## Activity
Print every record below exactly, minus the pictures.
--- START ---
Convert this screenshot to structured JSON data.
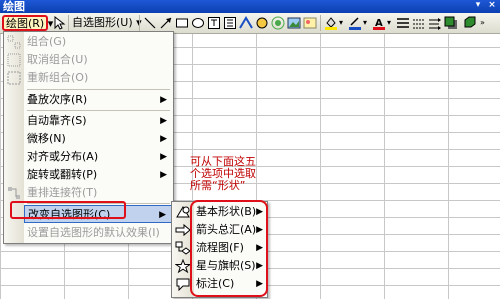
{
  "window": {
    "title": "绘图",
    "buttons": [
      "▾",
      "×"
    ]
  },
  "toolbar": {
    "draw_label": "绘图(R) ▾",
    "autoshapes_label": "自选图形(U) ▾",
    "icons": [
      "pointer-icon",
      "line-icon",
      "arrow-icon",
      "rectangle-icon",
      "oval-icon",
      "textbox-icon",
      "vertical-textbox-icon",
      "wordart-icon",
      "diagram-icon",
      "clipart-icon",
      "picture-icon",
      "fill-color-icon",
      "line-color-icon",
      "font-color-icon",
      "line-style-icon",
      "dash-style-icon",
      "arrow-style-icon",
      "shadow-icon",
      "3d-icon"
    ]
  },
  "menu": {
    "items": [
      {
        "label": "组合(G)",
        "disabled": true
      },
      {
        "label": "取消组合(U)",
        "disabled": true
      },
      {
        "label": "重新组合(O)",
        "disabled": true
      },
      {
        "label": "叠放次序(R)",
        "arrow": "▶"
      },
      {
        "label": "自动靠齐(S)",
        "arrow": "▶"
      },
      {
        "label": "微移(N)",
        "arrow": "▶"
      },
      {
        "label": "对齐或分布(A)",
        "arrow": "▶"
      },
      {
        "label": "旋转或翻转(P)",
        "arrow": "▶"
      },
      {
        "label": "重排连接符(T)",
        "disabled": true
      },
      {
        "label": "改变自选图形(C)",
        "arrow": "▶"
      },
      {
        "label": "设置自选图形的默认效果(I)",
        "disabled": true
      }
    ]
  },
  "submenu": {
    "items": [
      {
        "label": "基本形状(B)",
        "arrow": "▶"
      },
      {
        "label": "箭头总汇(A)",
        "arrow": "▶"
      },
      {
        "label": "流程图(F)",
        "arrow": "▶"
      },
      {
        "label": "星与旗帜(S)",
        "arrow": "▶"
      },
      {
        "label": "标注(C)",
        "arrow": "▶"
      }
    ]
  },
  "annotation": {
    "lines": [
      "可从下面这五",
      "个选项中选取",
      "所需“形状”"
    ],
    "color": "#c00000"
  },
  "colors": {
    "highlight": "#e0101a",
    "title_bar": "#0a3fb0",
    "menu_hover": "#c1d2ee"
  }
}
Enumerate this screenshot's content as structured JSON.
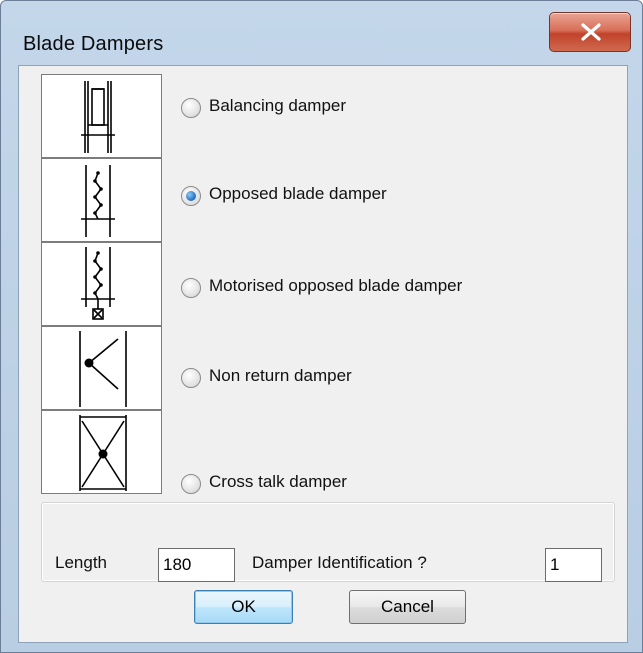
{
  "window": {
    "title": "Blade Dampers",
    "close_glyph": "x"
  },
  "options": [
    {
      "label": "Balancing damper",
      "checked": false,
      "icon": "balancing-damper-icon"
    },
    {
      "label": "Opposed blade damper",
      "checked": true,
      "icon": "opposed-blade-damper-icon"
    },
    {
      "label": "Motorised opposed blade damper",
      "checked": false,
      "icon": "motorised-damper-icon"
    },
    {
      "label": "Non return damper",
      "checked": false,
      "icon": "non-return-damper-icon"
    },
    {
      "label": "Cross talk damper",
      "checked": false,
      "icon": "cross-talk-damper-icon"
    }
  ],
  "fields": {
    "length_label": "Length",
    "length_value": "180",
    "damper_id_label": "Damper Identification ?",
    "damper_id_value": "1"
  },
  "buttons": {
    "ok": "OK",
    "cancel": "Cancel"
  },
  "colors": {
    "title_bar": "#c3d6ea",
    "close_button": "#c8503a",
    "client": "#f0f0f0",
    "radio_checked": "#1d6bbf"
  }
}
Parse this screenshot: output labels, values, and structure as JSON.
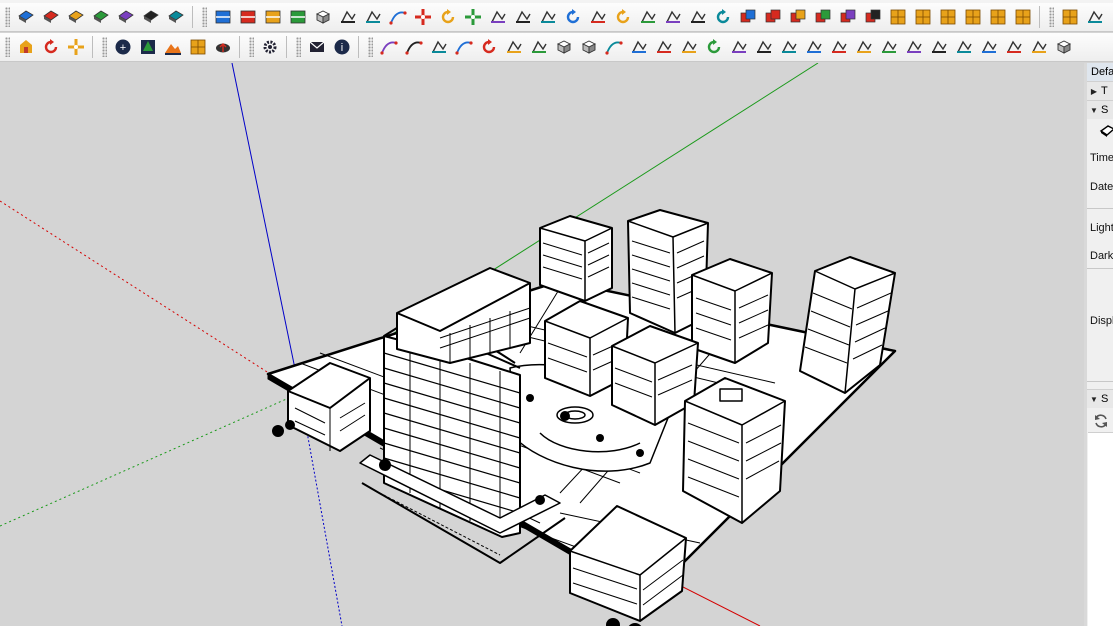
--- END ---
## Written response
Convert this screenshot to structured JSON data.
{
  "window": {
    "title": "绘图",
    "buttons": [
      "▾",
      "×"
    ]
  },
  "toolbar": {
    "draw_label": "绘图(R) ▾",
    "autoshapes_label": "自选图形(U) ▾",
    "icons": [
      "pointer-icon",
      "line-icon",
      "arrow-icon",
      "rectangle-icon",
      "oval-icon",
      "textbox-icon",
      "vertical-textbox-icon",
      "wordart-icon",
      "diagram-icon",
      "clipart-icon",
      "picture-icon",
      "fill-color-icon",
      "line-color-icon",
      "font-color-icon",
      "line-style-icon",
      "dash-style-icon",
      "arrow-style-icon",
      "shadow-icon",
      "3d-icon"
    ]
  },
  "menu": {
    "items": [
      {
        "label": "组合(G)",
        "disabled": true
      },
      {
        "label": "取消组合(U)",
        "disabled": true
      },
      {
        "label": "重新组合(O)",
        "disabled": true
      },
      {
        "label": "叠放次序(R)",
        "arrow": "▶"
      },
      {
        "label": "自动靠齐(S)",
        "arrow": "▶"
      },
      {
        "label": "微移(N)",
        "arrow": "▶"
      },
      {
        "label": "对齐或分布(A)",
        "arrow": "▶"
      },
      {
        "label": "旋转或翻转(P)",
        "arrow": "▶"
      },
      {
        "label": "重排连接符(T)",
        "disabled": true
      },
      {
        "label": "改变自选图形(C)",
        "arrow": "▶"
      },
      {
        "label": "设置自选图形的默认效果(I)",
        "disabled": true
      }
    ]
  },
  "submenu": {
    "items": [
      {
        "label": "基本形状(B)",
        "arrow": "▶"
      },
      {
        "label": "箭头总汇(A)",
        "arrow": "▶"
      },
      {
        "label": "流程图(F)",
        "arrow": "▶"
      },
      {
        "label": "星与旗帜(S)",
        "arrow": "▶"
      },
      {
        "label": "标注(C)",
        "arrow": "▶"
      }
    ]
  },
  "annotation": {
    "lines": [
      "可从下面这五",
      "个选项中选取",
      "所需“形状”"
    ],
    "color": "#c00000"
  },
  "colors": {
    "highlight": "#e0101a",
    "title_bar": "#0a3fb0",
    "menu_hover": "#c1d2ee"
  }
}
Enumerate this screenshot's content as structured JSON.
{
  "window": {
    "title": "Blade Dampers",
    "close_glyph": "x"
  },
  "options": [
    {
      "label": "Balancing damper",
      "checked": false,
      "icon": "balancing-damper-icon"
    },
    {
      "label": "Opposed blade damper",
      "checked": true,
      "icon": "opposed-blade-damper-icon"
    },
    {
      "label": "Motorised opposed blade damper",
      "checked": false,
      "icon": "motorised-damper-icon"
    },
    {
      "label": "Non return damper",
      "checked": false,
      "icon": "non-return-damper-icon"
    },
    {
      "label": "Cross talk damper",
      "checked": false,
      "icon": "cross-talk-damper-icon"
    }
  ],
  "fields": {
    "length_label": "Length",
    "length_value": "180",
    "damper_id_label": "Damper Identification ?",
    "damper_id_value": "1"
  },
  "buttons": {
    "ok": "OK",
    "cancel": "Cancel"
  },
  "colors": {
    "title_bar": "#c3d6ea",
    "close_button": "#c8503a",
    "client": "#f0f0f0",
    "radio_checked": "#1d6bbf"
  }
}
Parse this screenshot: output labels, values, and structure as JSON.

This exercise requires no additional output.